  5. 5. Sedimentary rocks<br />Sedimentary rocks- For thousands, even millions of years, little pieces of earth have been eroded--broken down and worn away by wind and water. These little bits of our earth are washed downstream where they settle to the bottom of the rivers, lakes, and oceans. Layer after layer of eroded earth is deposited on top of each. These layers are pressed down more and more through time, until the bottom layers slowly turn into rock.<br />Types and examples-<br /> Sandstone<br /> Limestone<br /> Shale<br /> Conglomerate<br /> Gypsum<br />
  6. 6. Weathering<br />Weathering causes the disintegration of rock near the surface of the earth. Plant and animal life, atmosphere and water are the major causes of weathering. Weathering breaks down and loosens the surface minerals of rock so they can be transported away by agents of erosion such as water, wind and ice. There are two types of weathering: mechanical and chemical.<br />
  7. 7. Mechanical weathering<br />Mechanical weathering is the disintegration of rock into smaller and smaller fragments. Frost action is an effective form of mechanical weathering. When water trickles down into fractures and pores of rock, then freezes, its volume increases by almost 10 percent.<br />Exfoliation is another form of mechanical weathering in which curved plates of rock are stripped from rock below.<br />
  8. 8. Chemical weathering<br />Chemical weathering transforms the original material into a substance with a different composition and different physical characteristics. The new substance is typically much softer and more susceptible to agents of erosion than the original material. The rate of chemical weathering is greatly sped up by the warm temperatures and moisture. Also, some minerals are more vulnerable to chemical weathering than others. For example, feldspar is far more reactive than quartz.<br />
  9. 9. erosion<br />Erosion is the process by which the surface of the Earth gets worn down. Erosion can be caused by natural elements such as wind and glacial ice. But anyone who has ever seen a picture of the Grand Canyon knows that nothing beats the slow steady movement of water when it comes to changing the Earth. <br />The key to erosion is something called "fluid flow." Water, air, and even ice are fluids because they tend to flow from one place to another due to the force of gravity. Of the three, liquid water is the most common agent of erosion because there's so much of it on the surface of the Earth.<br />

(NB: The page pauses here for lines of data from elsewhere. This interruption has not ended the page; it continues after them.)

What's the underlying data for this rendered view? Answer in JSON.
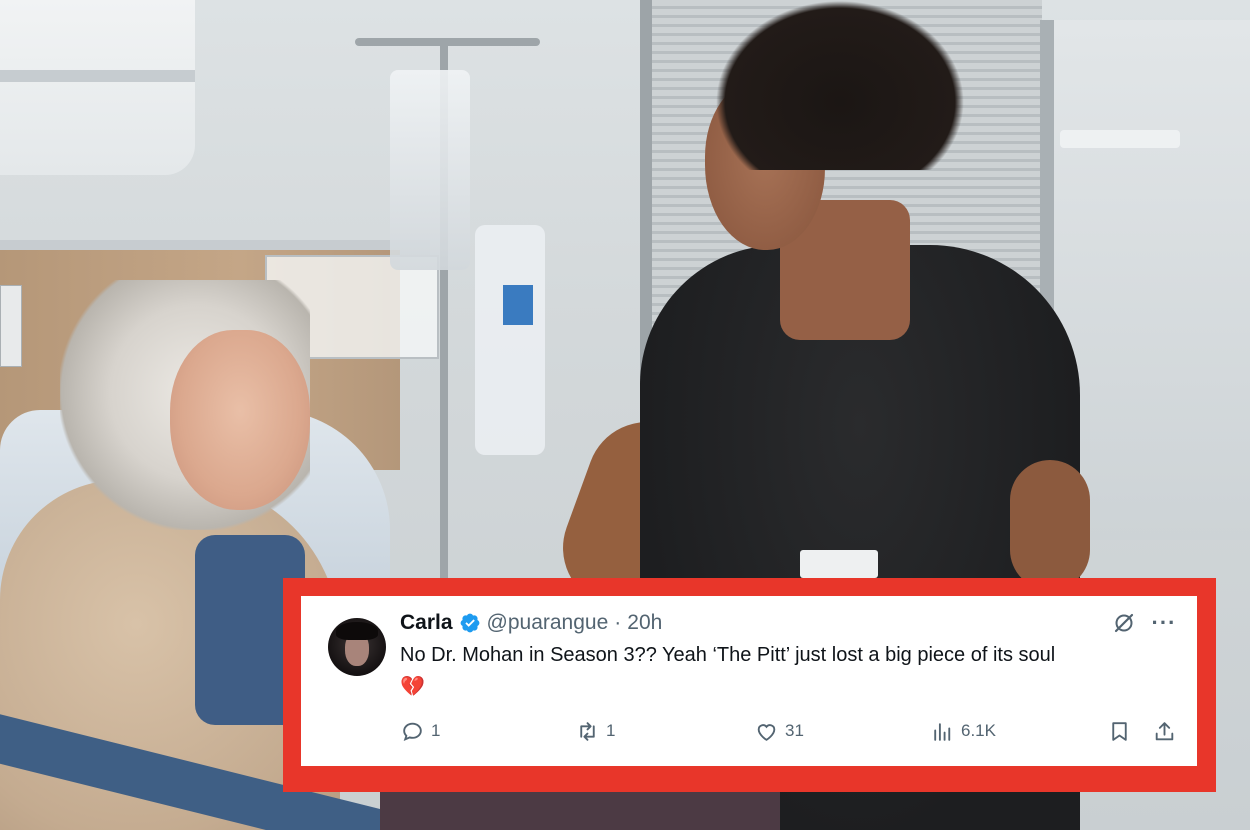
{
  "tweet": {
    "display_name": "Carla",
    "handle": "@puarangue",
    "separator": "·",
    "time": "20h",
    "text": "No Dr. Mohan in Season 3?? Yeah ‘The Pitt’ just lost a big piece of its soul",
    "emoji": "💔",
    "icons": {
      "verified": "verified-badge-icon",
      "grok": "grok-icon",
      "more": "more-icon",
      "reply": "reply-icon",
      "retweet": "retweet-icon",
      "like": "like-icon",
      "views": "views-icon",
      "bookmark": "bookmark-icon",
      "share": "share-icon"
    },
    "metrics": {
      "replies": "1",
      "retweets": "1",
      "likes": "31",
      "views": "6.1K"
    }
  },
  "colors": {
    "frame_red": "#e8362a",
    "verified_blue": "#1d9bf0",
    "muted_text": "#536471",
    "primary_text": "#0f1419"
  }
}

  10. 10. deposition<br />the term deposition refers to the settling out or placement of rock, particles of rock, or organic matter, generally referred to as sediments, after transportation by wind, water, ice, or gravity. Deposition occurs when the energy causing the transportation of sediments becomes unable to move the sediments any further due to its weight or friction with other particles.<br />
  11. 11. Soil profile<br />O Horizon: (1st layer) This is the top layer of soil. Animals live on this layer. It is made of fresh to partially decomposedorganic matters. The color varies from brown to black.A Horizon: (2nd layer) The top part of this soil is made of highly decomposed organic matter mixed up. The color range from brown to gray. E Horizon: (3rd layer) This layer is made up of mostly sand and silt it have lost most of its minerals and clay due to eluviation. B Horizon: (4th layer) Unlike the other horizons, this one has more clay and bigger bedrock. It is reddish brown or tan in color. C Horizon: (5th layer) This layer have mostly weathered bedrock. It is the cracked and broken surface of the bedrock. R Horizon: (Last Layer) This is the last layer in the profile. It is made of unweathered rocks.<br />
  12. 12. A picture of the soil horizons.<br />